• [Problem to solve]:
Each line of the data that mentions the string "icon" needs to be identified and copied.

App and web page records
┌──
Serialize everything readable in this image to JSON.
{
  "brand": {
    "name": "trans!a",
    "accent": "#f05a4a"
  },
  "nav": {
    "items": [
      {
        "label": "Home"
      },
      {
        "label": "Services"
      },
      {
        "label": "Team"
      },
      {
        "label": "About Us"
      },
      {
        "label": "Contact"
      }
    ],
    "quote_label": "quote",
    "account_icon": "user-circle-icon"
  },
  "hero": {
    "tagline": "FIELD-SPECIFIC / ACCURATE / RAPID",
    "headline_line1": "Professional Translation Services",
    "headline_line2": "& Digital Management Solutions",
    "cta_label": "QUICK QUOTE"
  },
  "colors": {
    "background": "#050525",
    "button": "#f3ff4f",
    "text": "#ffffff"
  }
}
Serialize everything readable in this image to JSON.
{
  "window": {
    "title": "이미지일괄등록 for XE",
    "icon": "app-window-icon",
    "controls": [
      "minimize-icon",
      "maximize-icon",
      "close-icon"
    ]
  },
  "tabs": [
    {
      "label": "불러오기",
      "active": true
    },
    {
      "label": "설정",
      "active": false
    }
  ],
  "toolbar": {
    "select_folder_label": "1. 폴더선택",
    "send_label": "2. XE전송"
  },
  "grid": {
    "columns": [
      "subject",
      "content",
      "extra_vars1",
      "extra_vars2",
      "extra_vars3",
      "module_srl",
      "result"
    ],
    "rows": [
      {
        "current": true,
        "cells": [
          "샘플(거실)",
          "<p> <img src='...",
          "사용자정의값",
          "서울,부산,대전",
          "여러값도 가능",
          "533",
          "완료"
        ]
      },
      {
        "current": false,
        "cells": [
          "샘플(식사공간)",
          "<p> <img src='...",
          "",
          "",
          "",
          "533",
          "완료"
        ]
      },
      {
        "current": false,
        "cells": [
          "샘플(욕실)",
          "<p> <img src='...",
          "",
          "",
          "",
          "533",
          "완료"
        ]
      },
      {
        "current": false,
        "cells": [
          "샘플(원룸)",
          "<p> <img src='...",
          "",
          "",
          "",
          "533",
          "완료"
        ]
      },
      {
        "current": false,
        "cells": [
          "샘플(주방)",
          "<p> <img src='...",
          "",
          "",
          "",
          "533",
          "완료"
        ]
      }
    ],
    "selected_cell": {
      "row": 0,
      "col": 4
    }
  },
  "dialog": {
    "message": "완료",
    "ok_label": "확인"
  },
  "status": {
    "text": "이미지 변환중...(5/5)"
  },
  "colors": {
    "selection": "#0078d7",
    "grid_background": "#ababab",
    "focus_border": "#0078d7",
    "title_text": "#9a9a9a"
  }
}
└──
• [Answer to this task]:
    "account_icon": "user-circle-icon"
    "icon": "app-window-icon",
      "minimize-icon",
      "maximize-icon",
      "close-icon"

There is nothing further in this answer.